Is Detroit in its end times?
I find myself doing the same thing with the city of Detroit.
Last week, Mayor Dave Bing provided a clear signal of the city's coming apocalypse. Faced with an existential moment demanding life-or-death decision making, the mayor instead stalled for time.
Detroit is out of time, and Bing's failure to act decisively to turn back the cash flow crisis makes it inevitable that an emergency manager will be appointed by the state to make the hard decisions and common sense reforms that should have been made decades ago.
It won't be pretty. And it may not save the city.
Bing won't slash the 2,300 employees, including 800 police and firefighters, that need to go now to replenish the city's coffers because he's rightly fearful that the impact on services and safety will accelerate the exodus from Detroit. His counter is to promise 1,000 layoffs soon. Not enough. The emergency manager will mail far more pink slips.
Bing is hoping he can avoid mass privatization of city services, including the bus system, by bringing in outside managers to make them more efficient. It's too late for that. The emergency manager will outsource any service that can be provided cheaper by someone else, and buses likely will go.
Bing hasn't put any of the city's "jewels" on the auction block. The emergency manager will hold a fire sale.

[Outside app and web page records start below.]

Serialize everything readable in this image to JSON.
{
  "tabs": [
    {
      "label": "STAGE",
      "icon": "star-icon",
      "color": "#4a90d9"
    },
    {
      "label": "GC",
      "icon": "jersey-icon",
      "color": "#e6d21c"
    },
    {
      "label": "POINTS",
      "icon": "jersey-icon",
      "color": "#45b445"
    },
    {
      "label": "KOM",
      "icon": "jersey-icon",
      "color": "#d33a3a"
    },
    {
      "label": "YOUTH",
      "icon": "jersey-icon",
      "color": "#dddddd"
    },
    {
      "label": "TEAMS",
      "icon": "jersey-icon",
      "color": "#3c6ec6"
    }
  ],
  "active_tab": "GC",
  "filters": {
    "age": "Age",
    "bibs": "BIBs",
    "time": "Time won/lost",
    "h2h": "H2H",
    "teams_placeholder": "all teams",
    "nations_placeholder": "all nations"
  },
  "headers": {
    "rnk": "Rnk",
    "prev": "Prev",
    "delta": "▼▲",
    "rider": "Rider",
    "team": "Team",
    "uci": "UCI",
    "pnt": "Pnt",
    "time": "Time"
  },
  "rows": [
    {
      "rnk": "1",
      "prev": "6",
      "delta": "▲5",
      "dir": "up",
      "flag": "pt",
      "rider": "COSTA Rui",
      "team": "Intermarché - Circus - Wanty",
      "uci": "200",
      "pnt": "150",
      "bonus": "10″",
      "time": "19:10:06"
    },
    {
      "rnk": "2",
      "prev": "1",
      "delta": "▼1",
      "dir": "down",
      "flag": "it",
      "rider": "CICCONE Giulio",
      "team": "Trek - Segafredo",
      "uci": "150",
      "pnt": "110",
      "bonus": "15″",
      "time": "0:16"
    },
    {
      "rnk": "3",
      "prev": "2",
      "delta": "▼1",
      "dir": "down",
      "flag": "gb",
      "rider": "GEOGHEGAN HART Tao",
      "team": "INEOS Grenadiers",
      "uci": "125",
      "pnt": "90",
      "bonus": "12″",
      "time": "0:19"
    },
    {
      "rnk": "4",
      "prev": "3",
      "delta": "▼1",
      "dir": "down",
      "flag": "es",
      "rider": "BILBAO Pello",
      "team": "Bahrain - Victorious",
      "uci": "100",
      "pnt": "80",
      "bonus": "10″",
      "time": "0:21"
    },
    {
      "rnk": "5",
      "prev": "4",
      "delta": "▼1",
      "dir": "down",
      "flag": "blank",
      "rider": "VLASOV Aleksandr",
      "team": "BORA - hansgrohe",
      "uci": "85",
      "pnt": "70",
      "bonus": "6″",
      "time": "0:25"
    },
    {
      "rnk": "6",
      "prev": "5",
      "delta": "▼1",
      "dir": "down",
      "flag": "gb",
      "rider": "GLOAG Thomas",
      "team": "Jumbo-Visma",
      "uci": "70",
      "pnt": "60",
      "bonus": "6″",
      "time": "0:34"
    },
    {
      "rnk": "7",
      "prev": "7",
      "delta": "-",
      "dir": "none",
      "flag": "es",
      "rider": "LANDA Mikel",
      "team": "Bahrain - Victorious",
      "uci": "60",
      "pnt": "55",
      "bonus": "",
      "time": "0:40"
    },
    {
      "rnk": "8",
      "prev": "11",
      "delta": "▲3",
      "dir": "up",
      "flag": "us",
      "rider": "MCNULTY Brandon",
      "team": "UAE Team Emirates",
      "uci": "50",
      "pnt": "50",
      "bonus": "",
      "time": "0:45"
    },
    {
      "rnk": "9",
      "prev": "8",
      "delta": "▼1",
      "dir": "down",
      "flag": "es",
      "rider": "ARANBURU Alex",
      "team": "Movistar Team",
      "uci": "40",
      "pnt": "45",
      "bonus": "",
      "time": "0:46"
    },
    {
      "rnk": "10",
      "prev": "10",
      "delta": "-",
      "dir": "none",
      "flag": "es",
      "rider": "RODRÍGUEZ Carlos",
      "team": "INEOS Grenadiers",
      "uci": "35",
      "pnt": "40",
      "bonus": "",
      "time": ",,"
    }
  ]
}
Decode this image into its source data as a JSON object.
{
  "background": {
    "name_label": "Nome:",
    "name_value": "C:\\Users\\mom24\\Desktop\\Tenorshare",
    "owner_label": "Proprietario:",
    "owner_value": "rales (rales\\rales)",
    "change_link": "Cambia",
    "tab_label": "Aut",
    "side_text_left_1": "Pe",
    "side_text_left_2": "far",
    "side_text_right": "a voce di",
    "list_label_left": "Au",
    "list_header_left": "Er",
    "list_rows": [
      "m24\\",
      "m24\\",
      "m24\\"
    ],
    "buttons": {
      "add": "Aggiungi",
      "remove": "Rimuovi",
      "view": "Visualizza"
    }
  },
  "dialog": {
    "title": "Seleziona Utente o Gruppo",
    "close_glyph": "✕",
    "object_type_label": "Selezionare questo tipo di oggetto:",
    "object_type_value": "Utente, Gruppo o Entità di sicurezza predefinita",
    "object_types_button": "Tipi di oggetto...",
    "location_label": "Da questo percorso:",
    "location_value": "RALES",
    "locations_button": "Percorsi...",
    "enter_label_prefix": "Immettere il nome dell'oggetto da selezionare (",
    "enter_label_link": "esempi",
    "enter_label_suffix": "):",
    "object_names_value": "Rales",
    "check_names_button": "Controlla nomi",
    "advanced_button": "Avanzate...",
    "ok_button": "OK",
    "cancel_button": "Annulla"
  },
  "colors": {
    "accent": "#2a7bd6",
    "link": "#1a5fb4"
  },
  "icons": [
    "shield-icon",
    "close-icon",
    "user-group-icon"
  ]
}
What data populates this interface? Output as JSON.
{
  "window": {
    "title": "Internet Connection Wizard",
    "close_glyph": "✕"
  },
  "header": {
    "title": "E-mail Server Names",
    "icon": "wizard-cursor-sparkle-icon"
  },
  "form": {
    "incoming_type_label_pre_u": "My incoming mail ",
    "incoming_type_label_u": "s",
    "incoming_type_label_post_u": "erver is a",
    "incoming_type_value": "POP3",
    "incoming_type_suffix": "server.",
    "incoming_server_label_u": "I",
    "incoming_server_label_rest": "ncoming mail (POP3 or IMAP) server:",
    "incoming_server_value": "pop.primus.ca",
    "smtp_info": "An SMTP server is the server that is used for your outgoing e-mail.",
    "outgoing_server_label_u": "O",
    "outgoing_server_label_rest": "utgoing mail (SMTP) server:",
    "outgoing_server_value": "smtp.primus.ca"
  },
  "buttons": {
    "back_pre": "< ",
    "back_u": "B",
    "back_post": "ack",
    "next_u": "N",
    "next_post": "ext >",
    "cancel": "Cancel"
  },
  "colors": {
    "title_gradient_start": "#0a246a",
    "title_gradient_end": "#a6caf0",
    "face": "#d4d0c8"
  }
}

Say goodbye to City Airport, the city's power plant, and anything else that isn't nailed down. Selling assets to clean up the balance sheet will be Job One.
Bing has been overly patient with the city's unions, hoping they'll ultimately come to Jesus on giving concessions on health care, pensions and pay. They won't. The emergency manager will tip over the bargaining table and achieve those savings with the stroke of a pen. more